The organisers of Pink Dot took great offence at this and responded with a statement of their own:
“Pink Dot exists as a protest against discrimination towards the LGBTQ community. We are not a convenient excuse for the Government to claim that discrimination does not exist. The Government should also not be taking credit for Pink Dot’s existence. Especially when our events are organised in spite of the obstacles placed in our way.”
Queer Singapore is a Singapore where the LGBTQ community can live, work and love freely without facing discrimination, harassment or condemnation. Perhaps one day, we will see a new era of Bugis Street, a physical space in Singapore that is once again queer-positive, trans-affirming and welcoming to all people no matter their gender or sexuality.
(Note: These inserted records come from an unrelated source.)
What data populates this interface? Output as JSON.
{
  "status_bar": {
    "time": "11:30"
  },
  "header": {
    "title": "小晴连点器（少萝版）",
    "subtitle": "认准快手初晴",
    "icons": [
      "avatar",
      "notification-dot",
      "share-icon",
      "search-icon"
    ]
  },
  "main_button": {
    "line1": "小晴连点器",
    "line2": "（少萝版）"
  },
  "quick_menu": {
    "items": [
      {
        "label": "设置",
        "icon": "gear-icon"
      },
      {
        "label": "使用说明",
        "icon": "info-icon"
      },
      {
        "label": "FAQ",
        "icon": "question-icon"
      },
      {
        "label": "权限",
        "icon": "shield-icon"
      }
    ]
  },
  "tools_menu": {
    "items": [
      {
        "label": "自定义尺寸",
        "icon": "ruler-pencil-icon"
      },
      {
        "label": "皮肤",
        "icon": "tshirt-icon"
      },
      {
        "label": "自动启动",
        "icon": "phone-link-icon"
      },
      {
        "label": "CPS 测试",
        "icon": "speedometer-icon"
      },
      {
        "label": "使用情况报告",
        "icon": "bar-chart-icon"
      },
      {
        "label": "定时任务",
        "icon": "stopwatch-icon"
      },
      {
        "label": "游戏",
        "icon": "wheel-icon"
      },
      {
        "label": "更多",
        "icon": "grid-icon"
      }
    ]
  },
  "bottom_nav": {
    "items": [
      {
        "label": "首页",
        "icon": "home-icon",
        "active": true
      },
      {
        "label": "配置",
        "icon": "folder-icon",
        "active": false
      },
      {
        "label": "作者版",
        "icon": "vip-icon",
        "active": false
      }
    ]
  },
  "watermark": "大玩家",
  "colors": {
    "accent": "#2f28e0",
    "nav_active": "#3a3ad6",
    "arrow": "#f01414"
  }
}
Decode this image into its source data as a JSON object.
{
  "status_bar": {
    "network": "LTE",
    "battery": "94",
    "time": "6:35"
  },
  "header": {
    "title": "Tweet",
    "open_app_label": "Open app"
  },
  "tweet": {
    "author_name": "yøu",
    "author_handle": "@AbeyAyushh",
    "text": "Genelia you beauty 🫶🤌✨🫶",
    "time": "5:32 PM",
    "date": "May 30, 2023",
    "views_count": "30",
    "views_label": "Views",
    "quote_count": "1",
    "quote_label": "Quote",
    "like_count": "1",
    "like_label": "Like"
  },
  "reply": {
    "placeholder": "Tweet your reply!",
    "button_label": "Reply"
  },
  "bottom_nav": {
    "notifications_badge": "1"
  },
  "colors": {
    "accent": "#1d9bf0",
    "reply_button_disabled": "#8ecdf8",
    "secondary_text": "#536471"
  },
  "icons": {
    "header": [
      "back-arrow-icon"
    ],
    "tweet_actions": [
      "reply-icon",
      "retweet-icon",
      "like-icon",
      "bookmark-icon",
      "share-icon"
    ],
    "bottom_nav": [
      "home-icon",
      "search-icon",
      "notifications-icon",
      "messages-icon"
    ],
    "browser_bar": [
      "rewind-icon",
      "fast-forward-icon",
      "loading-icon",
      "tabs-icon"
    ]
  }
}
Lee Meiyu, Bugis Street: From Sleazy to Sanitised, 1 October 2015, https://biblioasia.nlb.gov.sg/vol-11/issue-3/oct-dec-2015/bugis
Trans Woman Tells Us Stories of a Wilder Bugis Street, Kopi.co, https://thekopi.co/2019/02/16/bugis-street-history/
Bugis St buildings torn down, The Straits Times, 15 October 1985, Page 38, https://eresources.nlb.gov.sg/newspapers/Digitised/Article/straitstimes19851015-1.2.70
Bugis Street swoop: 40 get warning, The Straits Times, 2 April 1977, Page 7, https://eresources.nlb.gov.sg/newspapers/Digitised/Article/straitstimes19770402-1.2.28
New Nation’s ground-breaking 4-part feature on the LGBT community in Singapore published from 24 July to 27 July 1972 with one final article appearing on 31 July. https://the-singapore-lgbt-encyclopaedia.wikia.org/wiki/Singapore%27s_first_newspaper_articles_on_the_LGBT_community
Detailed history and records of Bugis Street as it was before the clean-up: https://the-singapore-lgbt-encyclopaedia.wikia.org/wiki/Bugis_Street:_transgender_aspects
Lack of LGBTQ+ rights and representation in Singapore: https://heckinunicorn.com/blogs/heckin-unicorn-blog/the-price-of-being-queer-in-singapore-lgbt-rights-in-singapore
 According to the Oxford English Dictionary 3rd Ed. (2003), in modern usage the term catamite refers to a boy as the passive or receiving partner in anal intercourse with a man.